First, the not-so-good. Miles driven are down. Again. Northcoast Research, a Cleveland-based firm that tracks miles driven and presents data about six weeks ahead of the government, isn’t convinced that miles driven will reverse the decline it’s been experiencing. For November 2011, Northcoast notes that miles driven were down 3 percent from November 2010. October was down 3.5 percent; September was down 1.2 percent. Why’s this important? Of course, because the more miles driven, the more wear and tear on vehicles, the more they need to be fixed and the more parts get bought and installed.
Factors affecting miles driven include unemployment (fewer commuters means fewer miles) and elevated food and gasoline prices, among other things. Many motorists have been in the mindset the past few years that they must consolidate shopping trips, for example, to save money on fuel. To put further strain on miles driven, enter the Iranian government. The military has threatened to block the Strait of Hormuz, through which about a fifth of the world’s oil supply is transported. The Strait of Hormuz lies at the southern end of the Persian Gulf.

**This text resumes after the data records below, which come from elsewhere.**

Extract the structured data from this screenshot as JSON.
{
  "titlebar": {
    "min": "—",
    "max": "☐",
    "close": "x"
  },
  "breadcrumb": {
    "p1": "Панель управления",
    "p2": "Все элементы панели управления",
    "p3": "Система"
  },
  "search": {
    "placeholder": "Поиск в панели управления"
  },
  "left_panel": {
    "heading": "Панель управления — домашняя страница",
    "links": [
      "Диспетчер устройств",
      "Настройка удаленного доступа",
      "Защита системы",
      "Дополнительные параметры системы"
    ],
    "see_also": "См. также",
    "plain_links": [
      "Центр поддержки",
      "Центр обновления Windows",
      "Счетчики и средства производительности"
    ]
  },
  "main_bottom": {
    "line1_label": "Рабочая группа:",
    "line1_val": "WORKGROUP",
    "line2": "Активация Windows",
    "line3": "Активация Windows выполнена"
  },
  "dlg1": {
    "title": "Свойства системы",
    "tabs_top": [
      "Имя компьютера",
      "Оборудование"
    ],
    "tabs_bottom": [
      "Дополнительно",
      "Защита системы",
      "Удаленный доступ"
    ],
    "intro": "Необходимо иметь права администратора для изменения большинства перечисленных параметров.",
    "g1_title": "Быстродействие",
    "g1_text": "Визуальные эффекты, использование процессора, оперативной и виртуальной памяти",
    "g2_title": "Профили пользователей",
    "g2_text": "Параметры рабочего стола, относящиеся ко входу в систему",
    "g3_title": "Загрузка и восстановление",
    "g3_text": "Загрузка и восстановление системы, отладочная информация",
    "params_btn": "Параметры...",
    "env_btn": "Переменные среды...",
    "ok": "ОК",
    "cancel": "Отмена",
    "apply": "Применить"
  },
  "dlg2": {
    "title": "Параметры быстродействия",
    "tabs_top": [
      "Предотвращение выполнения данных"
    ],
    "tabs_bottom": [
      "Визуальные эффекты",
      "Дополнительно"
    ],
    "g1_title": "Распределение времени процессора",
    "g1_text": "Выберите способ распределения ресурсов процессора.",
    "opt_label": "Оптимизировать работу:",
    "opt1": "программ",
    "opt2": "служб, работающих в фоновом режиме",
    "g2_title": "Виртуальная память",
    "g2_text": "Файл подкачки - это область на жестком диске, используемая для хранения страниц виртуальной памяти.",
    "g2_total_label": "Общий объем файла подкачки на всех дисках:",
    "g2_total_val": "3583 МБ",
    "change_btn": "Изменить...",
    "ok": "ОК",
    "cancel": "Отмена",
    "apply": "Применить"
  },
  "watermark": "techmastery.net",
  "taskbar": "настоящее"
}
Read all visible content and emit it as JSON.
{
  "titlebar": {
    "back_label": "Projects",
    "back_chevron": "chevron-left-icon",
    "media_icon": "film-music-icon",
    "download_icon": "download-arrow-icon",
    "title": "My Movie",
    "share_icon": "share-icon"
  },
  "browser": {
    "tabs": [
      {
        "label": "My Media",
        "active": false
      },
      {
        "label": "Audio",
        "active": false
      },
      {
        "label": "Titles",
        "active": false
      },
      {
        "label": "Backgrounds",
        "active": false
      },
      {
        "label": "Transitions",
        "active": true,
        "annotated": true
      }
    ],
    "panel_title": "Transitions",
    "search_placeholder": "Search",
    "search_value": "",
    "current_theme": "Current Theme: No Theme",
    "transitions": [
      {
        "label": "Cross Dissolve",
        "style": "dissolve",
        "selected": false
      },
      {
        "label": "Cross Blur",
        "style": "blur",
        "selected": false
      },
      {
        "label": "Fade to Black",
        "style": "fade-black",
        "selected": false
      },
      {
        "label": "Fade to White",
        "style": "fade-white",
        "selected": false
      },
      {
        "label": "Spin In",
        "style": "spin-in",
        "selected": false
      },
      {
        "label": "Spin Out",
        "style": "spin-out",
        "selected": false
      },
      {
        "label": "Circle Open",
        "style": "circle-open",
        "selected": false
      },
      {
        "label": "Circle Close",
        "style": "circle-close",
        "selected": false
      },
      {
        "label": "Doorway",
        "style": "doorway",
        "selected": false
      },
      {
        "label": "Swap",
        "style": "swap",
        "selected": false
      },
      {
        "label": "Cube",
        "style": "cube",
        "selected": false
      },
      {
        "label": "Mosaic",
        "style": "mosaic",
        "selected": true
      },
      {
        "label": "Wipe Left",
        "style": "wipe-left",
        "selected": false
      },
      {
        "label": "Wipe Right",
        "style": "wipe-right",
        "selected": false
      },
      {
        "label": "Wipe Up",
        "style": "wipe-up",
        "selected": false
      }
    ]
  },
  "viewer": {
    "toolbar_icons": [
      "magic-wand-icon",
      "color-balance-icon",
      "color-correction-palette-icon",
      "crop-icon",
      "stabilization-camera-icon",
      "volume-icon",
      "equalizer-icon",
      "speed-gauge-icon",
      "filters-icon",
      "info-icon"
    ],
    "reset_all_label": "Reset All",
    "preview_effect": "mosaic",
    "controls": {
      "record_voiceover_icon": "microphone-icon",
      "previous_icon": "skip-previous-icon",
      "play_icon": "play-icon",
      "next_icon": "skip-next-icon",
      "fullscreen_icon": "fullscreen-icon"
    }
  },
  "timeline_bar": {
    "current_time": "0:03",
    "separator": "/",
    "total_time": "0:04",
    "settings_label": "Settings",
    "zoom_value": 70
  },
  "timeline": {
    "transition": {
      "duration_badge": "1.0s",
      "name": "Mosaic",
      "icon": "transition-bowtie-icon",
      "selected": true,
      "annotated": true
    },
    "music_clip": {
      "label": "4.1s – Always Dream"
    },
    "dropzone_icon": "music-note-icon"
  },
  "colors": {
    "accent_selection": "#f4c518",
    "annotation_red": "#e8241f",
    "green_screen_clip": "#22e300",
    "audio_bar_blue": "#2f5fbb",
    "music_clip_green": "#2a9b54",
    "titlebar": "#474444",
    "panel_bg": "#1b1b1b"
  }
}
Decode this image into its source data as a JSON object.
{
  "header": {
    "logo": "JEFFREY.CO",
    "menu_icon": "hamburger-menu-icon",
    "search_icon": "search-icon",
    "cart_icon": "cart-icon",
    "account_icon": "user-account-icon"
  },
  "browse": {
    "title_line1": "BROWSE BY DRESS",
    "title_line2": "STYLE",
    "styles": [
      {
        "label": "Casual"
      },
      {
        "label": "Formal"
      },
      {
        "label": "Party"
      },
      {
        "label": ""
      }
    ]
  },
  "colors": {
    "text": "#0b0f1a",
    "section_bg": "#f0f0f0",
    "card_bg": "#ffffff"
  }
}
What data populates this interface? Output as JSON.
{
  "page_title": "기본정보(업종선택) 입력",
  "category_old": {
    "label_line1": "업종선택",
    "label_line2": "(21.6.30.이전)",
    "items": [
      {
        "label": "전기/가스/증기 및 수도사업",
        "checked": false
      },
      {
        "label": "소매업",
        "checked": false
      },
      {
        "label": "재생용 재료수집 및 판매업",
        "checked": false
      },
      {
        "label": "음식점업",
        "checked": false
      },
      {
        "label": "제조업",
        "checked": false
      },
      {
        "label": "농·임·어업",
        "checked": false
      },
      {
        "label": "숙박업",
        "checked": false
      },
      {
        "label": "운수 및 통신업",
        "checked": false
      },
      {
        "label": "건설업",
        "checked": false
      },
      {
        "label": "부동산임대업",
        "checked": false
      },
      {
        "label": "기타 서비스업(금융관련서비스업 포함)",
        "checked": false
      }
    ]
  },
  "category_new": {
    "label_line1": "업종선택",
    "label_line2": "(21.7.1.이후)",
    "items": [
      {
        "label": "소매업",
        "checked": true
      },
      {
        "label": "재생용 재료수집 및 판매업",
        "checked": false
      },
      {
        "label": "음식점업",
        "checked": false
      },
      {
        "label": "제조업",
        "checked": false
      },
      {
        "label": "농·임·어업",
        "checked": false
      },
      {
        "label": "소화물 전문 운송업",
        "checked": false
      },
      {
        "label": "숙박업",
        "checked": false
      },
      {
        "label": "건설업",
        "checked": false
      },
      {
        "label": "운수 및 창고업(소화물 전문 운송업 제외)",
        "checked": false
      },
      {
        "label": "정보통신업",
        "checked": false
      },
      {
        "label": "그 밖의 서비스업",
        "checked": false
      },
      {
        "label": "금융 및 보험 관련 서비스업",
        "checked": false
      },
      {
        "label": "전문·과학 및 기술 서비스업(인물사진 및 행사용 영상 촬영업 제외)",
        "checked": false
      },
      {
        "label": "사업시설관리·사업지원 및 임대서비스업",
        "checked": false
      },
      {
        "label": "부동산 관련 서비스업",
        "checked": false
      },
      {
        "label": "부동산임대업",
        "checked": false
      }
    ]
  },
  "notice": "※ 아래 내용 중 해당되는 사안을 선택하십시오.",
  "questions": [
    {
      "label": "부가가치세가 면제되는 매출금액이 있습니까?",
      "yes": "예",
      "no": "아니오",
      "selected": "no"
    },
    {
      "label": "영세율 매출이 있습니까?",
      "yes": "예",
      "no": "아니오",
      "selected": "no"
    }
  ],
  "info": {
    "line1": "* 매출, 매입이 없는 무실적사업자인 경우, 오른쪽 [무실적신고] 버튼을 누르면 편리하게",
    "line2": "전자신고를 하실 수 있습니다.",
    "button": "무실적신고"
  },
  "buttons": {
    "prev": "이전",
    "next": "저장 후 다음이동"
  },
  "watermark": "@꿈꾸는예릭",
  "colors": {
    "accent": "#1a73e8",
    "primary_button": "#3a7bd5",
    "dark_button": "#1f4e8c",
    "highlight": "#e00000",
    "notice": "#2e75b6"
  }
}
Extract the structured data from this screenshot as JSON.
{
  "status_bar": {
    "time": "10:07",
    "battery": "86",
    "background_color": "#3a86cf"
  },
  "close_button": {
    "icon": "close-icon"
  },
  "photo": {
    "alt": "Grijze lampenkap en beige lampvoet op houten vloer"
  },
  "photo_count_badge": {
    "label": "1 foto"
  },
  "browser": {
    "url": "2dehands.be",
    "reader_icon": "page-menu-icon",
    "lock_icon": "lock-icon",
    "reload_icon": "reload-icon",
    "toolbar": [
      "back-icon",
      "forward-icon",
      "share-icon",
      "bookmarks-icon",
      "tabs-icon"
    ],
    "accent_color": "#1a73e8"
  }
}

If the Iranians are successful at choking off the supply of oil there, a number of analysts believe a gallon of gas could average $5. No mystery what that would do to miles driven.
The good news? All those vehicles on the road are getting older! The average age of vehicles has reached a record high, according to Polk. The average age of cars and light trucks on the roads today is 10.8 years, Polk says. That’s good, because the older vehicles get, the more things start falling apart. Cars are, on average, 11.1 years old. Light trucks, which includes pickups and SUVs, are on average 10.4 years.
YOU CAN NEVER HAVE TOO MANY CONTESTS
You may have noticed a new contest in the January issue of Counterman
. We already run the very popular Guess the Car program
, where readers have to decipher a funny little picture and figure out what make or model it represents.
The new contest, called Quest for Cash, gives readers a chance to win up to $350 a month in prizes. All you have to do is read the magazine. An online quiz asks you questions about stuff you saw in the magazine. Three, randomly chosen correct entrants will win $200, $100 and $50 respectively. Go to www.counterman.com/questforcash
and give it a try.
One of the best parts of my job every month is emailing people to tell them they’ve won money. How often do you get good news by email anymore, right? And with the prospect of higher gas prices, that money will come in handy.